The Botetourt Planning Commission agreed to defer a public hearing on a proposed apartment complex at the end of Commons Parkway in Botetourt Commons at it regular October meeting last week.
A representative from Charlottesville-based Martlet LLC asked the Planning Commission to defer action on its request to rezone 17.87 acres to a proposed new High Density (R-4) Residential Use District and for a special exceptions permit (SEP) for a multi-family development that would consists of 266 apartments housed in eight buildings on the property.
Maxwell Wiegard, an attorney for Martlett LLC and the co-applicant Charlottesville-based Cathcart Group, told the commission they had just received comments about the project from the Appalachian Trail Conservancy (ATC) one-and-a-half hours before last Tuesday night’s meeting.
The proposed development borders the Appalachian Trail.
“We feel it’s appropriate to address some of their comments,” Wiegard told the commission.
Wiegard told the commission they had understood the ATC had no issues with the proposed apartment complex, but they want to be sure that’s still the case before proceeding with the public hearings.
The Planning Commission voted 5-0 to defer the hearing, perhaps to November when the it will meet at Greenfield Education and Training Center to accommodate an expected large crowd for a scheduled public hearing on a proposed Sheetz at the corner of Catawba Road and US 220 in Daleville.
Marlett LLC and Cathcart Group are seeking what would be the first rezoning to the proposed new R-4 High Density District that’s not even in effect yet, but was before the commission and will go to the Board of Supervisors at its October 24 meeting.
At its meeting last week, the commission recommended adopting changes to the zoning ordinance to accommodate the higher density district and to make adjustments to the other residential districts at the same time.
The recommendations for the zoning ordinance changes came from the Board of Supervisors earlier this year.
The proposed zoning ordinance changes would provide the county and developers more options than are available under the existing residential zoning districts.
The commission’s recommendation changes the current ordinance’s General Provisions that would allow more than one principal use per lot.
The proposal also adds Agricultural Rural Residential (AR) District and High Density Residential (R-4) District to the zoning ordinance, and renames R-1 to Low Density Residential, R-2 to Low-Medium Density Residential and R-3 to Medium Density Residential.
The proposed changes also include adding commercial stables as Stable, Commercial as a use by-right rather than a use permitted only by special exception to the Agriculture (A-1) and Forest Conservation (FC) Districts.
The proposed changes also makes recommendations to change lot widths, some setbacks, accessory building conditions, maximum heights for certain districts.
The biggest adjustments come in the R-3 and new R-4 (new medium and high density districts).
The changes proposed for R-3 are the “to reflect that this district is generally intended to apply to land designated in the comprehensive plan as being planned for medium, rather than high, density residential uses.” The change will eliminate the single-family attached and multi-family dwellings as a permitted uses while adjusting other provisions in the district requirements to accommodate those changes.
The new High Density Residential District (R-4) is designed to create a “new high density district with the purpose of providing residential opportunities at a higher density than the R-1, R-2 and R-3 districts.”
Permitted residential uses are single-family attached dwellings up to 6 units per net acre, and multi-family units up to 8 dwelling units per net acre and group homes.
The district will allow more density with a special exceptions permit (SEP)— single family attached dwellings up to 12 units per net acre and multi-family up to 24 units per acre, nursing homes and life care facilities.
The new district language also includes restrictions on lot size, dwelling heights, common space, etc.
The proposed changes also make some revisions to a few definitions in the zoning ordinance.

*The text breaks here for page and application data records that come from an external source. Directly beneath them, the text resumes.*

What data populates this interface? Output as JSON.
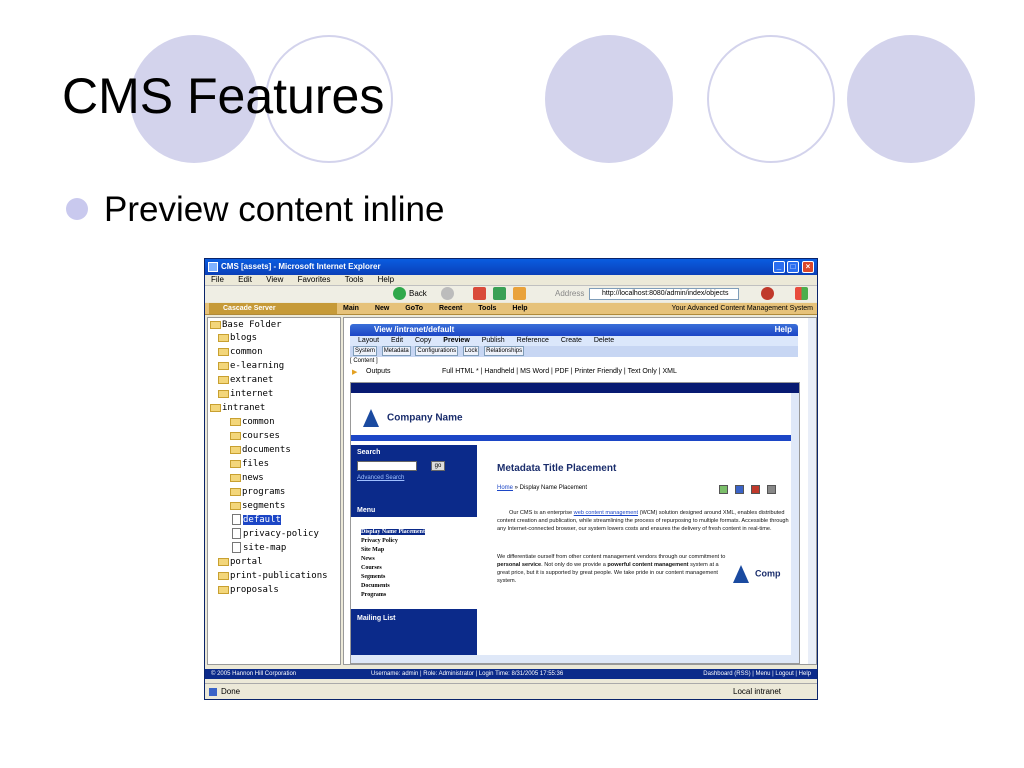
{
  "slide": {
    "title": "CMS Features",
    "bullet": "Preview content inline"
  },
  "colors": {
    "circle": "#d3d3ec",
    "ie_blue": "#0a3fb8",
    "cms_gold": "#e6c27a",
    "site_navy": "#0b2a8a"
  },
  "browser": {
    "title": "CMS [assets] - Microsoft Internet Explorer",
    "menu": [
      "File",
      "Edit",
      "View",
      "Favorites",
      "Tools",
      "Help"
    ],
    "back_label": "Back",
    "address_label": "Address",
    "address_value": "http://localhost:8080/admin/index/objects",
    "status_text": "Done",
    "zone_text": "Local intranet"
  },
  "cms": {
    "logo": "Cascade Server",
    "nav": [
      "Main",
      "New",
      "GoTo",
      "Recent",
      "Tools",
      "Help"
    ],
    "tagline": "Your Advanced Content Management System",
    "tree": [
      {
        "label": "Base Folder",
        "icon": "folder-icon"
      },
      {
        "label": "blogs",
        "icon": "folder-icon"
      },
      {
        "label": "common",
        "icon": "folder-icon"
      },
      {
        "label": "e-learning",
        "icon": "folder-icon"
      },
      {
        "label": "extranet",
        "icon": "folder-icon"
      },
      {
        "label": "internet",
        "icon": "folder-icon"
      },
      {
        "label": "intranet",
        "icon": "folder-icon"
      },
      {
        "label": "common",
        "icon": "folder-icon"
      },
      {
        "label": "courses",
        "icon": "folder-icon"
      },
      {
        "label": "documents",
        "icon": "folder-icon"
      },
      {
        "label": "files",
        "icon": "folder-icon"
      },
      {
        "label": "news",
        "icon": "folder-icon"
      },
      {
        "label": "programs",
        "icon": "folder-icon"
      },
      {
        "label": "segments",
        "icon": "folder-icon"
      },
      {
        "label": "default",
        "icon": "page-icon"
      },
      {
        "label": "privacy-policy",
        "icon": "page-icon"
      },
      {
        "label": "site-map",
        "icon": "page-icon"
      },
      {
        "label": "portal",
        "icon": "folder-icon"
      },
      {
        "label": "print-publications",
        "icon": "folder-icon"
      },
      {
        "label": "proposals",
        "icon": "folder-icon"
      }
    ],
    "view": {
      "title": "View /intranet/default",
      "help": "Help",
      "menu": [
        "Layout",
        "Edit",
        "Copy",
        "Preview",
        "Publish",
        "Reference",
        "Create",
        "Delete"
      ],
      "drops": [
        "System",
        "Metadata",
        "Configurations",
        "Lock",
        "Relationships"
      ],
      "content_tab": "[ Content ]",
      "outputs_label": "Outputs",
      "outputs_list": "Full HTML * | Handheld | MS Word | PDF | Printer Friendly | Text Only | XML"
    },
    "footer": {
      "copyright": "© 2005 Hannon Hill Corporation",
      "session": "Username: admin  |  Role: Administrator  |  Login Time: 8/31/2005  17:55:36",
      "links": "Dashboard (RSS)  |  Menu  |  Logout  |  Help"
    }
  },
  "site_preview": {
    "company": "Company Name",
    "search_heading": "Search",
    "go_label": "go",
    "advanced_search": "Advanced Search",
    "menu_heading": "Menu",
    "menu_items": [
      "Display Name Placement",
      "Privacy Policy",
      "Site Map",
      "News",
      "Courses",
      "Segments",
      "Documents",
      "Programs"
    ],
    "mailing_heading": "Mailing List",
    "page_title": "Metadata Title Placement",
    "crumb_home": "Home",
    "crumb_rest": " » Display Name Placement",
    "para1_a": "Our CMS is an enterprise ",
    "para1_link": "web content management",
    "para1_b": " (WCM) solution designed around XML, enables distributed content creation and publication, while streamlining the process of repurposing to multiple formats. Accessible through any Internet-connected browser, our system lowers costs and ensures the delivery of fresh content in real-time.",
    "para2_a": "We differentiate ourself from other content management vendors through our commitment to ",
    "para2_b1": "personal service",
    "para2_c": ". Not only do we provide a ",
    "para2_b2": "powerful content management",
    "para2_d": " system at a great price, but it is supported by great people. We take pride in our content management system.",
    "company_short": "Comp"
  }
}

Those deal with net lot area devoted to public or private street rights-of-way, common or natural open space.
The Planning Commission also recommended the Board of Supervisors approve an change of proffers on a parcel on northbound Cloverdale Road at the Autumnwood Lane intersection.
The requested was made by Our Savior Evangelical Lutheran Church of Roanoke which wants to move to the property for more room.
The property is zoned Business (B-2) and proffered conditions limit the uses of the property to office, retail and family day care homes.
The church proposes to change the proffers to include church and day care center as permitted uses.
The commission also recommended issuing a SEP so Eric A. and Elaine M. Daniels can construct a second accessory building in the Residential Use (R-1) District on 1.2456 acres at 840 Catawba Road, Daleville. The request also requires the administrative vacation of an interior lot line on the property.
The Board of Supervisors is scheduled to hold public hearings on the zoning ordinance changes, the Our Saviour Evangelical Lutheran Church proffer request and the SEP for the Daniels at 6 p.m. at Greenfield Education and Training Center next Tuesday.
The Planning Commission also recognized and thanked Barry Roberts for his work with the Planning and Zoning Office. He is the county’s first full-time building code enforcement officer and has left for another position.
Zoning Administrator Nicole Pendleton told the commission Roberts cleared 191 zoning complaints— most backlogged— while working for the county.